"""

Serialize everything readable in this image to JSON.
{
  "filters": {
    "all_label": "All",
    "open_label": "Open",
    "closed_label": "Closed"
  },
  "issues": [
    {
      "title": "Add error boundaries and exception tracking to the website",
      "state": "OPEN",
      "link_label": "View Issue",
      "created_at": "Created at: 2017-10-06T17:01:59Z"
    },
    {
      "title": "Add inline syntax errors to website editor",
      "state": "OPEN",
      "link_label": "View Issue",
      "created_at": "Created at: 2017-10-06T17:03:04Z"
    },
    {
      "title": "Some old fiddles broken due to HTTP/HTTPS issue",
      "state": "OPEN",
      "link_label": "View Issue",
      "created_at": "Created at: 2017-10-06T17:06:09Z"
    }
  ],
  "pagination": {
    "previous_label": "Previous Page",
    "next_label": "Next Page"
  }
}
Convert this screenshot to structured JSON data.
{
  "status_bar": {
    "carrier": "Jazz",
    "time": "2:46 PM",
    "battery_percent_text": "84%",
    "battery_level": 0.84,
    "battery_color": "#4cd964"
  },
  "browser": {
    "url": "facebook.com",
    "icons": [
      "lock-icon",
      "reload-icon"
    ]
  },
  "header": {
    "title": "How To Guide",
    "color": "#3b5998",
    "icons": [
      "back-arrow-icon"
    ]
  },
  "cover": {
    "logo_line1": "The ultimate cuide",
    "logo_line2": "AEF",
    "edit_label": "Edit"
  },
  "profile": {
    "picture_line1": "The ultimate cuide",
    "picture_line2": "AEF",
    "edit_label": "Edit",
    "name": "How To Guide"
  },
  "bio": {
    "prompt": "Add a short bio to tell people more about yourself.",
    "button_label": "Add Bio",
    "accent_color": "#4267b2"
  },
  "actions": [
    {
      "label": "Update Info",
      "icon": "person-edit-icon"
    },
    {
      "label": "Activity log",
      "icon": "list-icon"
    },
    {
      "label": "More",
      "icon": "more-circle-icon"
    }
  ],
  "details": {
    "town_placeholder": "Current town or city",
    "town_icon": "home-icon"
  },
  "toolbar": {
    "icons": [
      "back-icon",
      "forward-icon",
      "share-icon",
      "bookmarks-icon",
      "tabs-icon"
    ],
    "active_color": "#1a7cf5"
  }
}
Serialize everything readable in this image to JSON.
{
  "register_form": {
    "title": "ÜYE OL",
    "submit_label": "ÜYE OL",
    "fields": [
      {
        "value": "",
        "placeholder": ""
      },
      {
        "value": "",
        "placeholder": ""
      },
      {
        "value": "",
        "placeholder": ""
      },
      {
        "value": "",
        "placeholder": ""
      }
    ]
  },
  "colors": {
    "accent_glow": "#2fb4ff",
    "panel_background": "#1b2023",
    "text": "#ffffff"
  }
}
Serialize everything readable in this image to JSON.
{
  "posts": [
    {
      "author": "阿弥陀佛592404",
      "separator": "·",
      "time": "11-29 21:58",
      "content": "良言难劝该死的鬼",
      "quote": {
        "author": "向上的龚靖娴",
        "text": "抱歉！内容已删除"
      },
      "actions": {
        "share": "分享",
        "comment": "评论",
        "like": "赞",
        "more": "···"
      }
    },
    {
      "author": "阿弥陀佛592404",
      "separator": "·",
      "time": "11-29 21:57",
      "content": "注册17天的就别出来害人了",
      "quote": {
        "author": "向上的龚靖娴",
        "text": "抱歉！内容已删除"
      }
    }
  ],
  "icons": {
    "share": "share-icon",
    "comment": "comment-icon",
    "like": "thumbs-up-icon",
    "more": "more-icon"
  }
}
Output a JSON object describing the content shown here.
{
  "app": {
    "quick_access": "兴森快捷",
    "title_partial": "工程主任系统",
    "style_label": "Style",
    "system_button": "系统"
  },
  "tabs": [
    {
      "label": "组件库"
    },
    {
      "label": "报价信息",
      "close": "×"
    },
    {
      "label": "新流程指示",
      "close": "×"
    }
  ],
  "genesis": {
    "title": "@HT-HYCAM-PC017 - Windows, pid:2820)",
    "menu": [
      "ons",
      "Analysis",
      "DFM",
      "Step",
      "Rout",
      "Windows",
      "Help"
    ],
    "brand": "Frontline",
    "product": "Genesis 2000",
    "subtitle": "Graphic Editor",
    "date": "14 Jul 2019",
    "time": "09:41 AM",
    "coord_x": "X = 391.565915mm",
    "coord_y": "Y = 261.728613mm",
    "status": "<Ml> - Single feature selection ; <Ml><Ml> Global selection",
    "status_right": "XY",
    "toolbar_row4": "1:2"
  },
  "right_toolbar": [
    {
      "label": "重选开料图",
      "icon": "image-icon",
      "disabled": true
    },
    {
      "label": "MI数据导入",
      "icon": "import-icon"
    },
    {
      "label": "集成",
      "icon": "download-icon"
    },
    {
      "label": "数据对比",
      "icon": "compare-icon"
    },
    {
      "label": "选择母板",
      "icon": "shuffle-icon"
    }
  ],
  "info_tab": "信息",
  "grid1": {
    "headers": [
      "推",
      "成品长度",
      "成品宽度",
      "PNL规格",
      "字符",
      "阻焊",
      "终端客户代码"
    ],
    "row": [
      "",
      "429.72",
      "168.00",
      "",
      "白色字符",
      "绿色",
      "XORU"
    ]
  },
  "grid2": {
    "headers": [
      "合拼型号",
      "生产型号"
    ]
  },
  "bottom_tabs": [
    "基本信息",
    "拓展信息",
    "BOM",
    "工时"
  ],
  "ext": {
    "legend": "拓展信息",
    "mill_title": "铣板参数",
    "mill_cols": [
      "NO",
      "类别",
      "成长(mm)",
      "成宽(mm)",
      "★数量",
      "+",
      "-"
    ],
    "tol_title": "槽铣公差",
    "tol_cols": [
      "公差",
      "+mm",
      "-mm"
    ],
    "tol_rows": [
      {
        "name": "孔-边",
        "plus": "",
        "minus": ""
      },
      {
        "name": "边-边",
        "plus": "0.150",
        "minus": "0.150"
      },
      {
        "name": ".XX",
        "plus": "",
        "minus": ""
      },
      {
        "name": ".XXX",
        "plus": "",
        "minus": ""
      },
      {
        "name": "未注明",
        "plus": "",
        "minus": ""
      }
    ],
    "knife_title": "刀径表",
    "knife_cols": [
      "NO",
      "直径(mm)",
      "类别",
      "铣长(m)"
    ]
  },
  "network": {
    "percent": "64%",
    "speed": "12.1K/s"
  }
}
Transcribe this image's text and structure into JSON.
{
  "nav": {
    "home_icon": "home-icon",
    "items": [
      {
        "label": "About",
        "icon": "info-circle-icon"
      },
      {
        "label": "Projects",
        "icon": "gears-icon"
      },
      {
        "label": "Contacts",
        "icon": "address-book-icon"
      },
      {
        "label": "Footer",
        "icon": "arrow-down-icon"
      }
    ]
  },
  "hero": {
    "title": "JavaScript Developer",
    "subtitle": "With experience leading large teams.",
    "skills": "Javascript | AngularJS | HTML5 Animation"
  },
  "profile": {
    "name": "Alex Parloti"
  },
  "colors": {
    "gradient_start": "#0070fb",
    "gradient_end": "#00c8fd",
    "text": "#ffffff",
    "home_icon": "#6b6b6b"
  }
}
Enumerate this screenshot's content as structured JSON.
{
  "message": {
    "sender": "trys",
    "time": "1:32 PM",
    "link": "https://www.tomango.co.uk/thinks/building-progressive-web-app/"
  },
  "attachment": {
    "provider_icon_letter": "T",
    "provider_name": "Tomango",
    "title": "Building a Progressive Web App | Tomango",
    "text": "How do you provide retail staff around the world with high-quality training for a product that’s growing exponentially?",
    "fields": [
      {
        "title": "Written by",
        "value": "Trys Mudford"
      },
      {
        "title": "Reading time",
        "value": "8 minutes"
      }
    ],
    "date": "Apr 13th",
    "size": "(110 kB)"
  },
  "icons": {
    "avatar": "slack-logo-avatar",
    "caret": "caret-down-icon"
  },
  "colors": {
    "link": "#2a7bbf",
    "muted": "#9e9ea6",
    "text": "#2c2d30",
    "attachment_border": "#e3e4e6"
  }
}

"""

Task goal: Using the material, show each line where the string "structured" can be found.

Result for this task:
Convert this screenshot to structured JSON data.
Enumerate this screenshot's content as structured JSON.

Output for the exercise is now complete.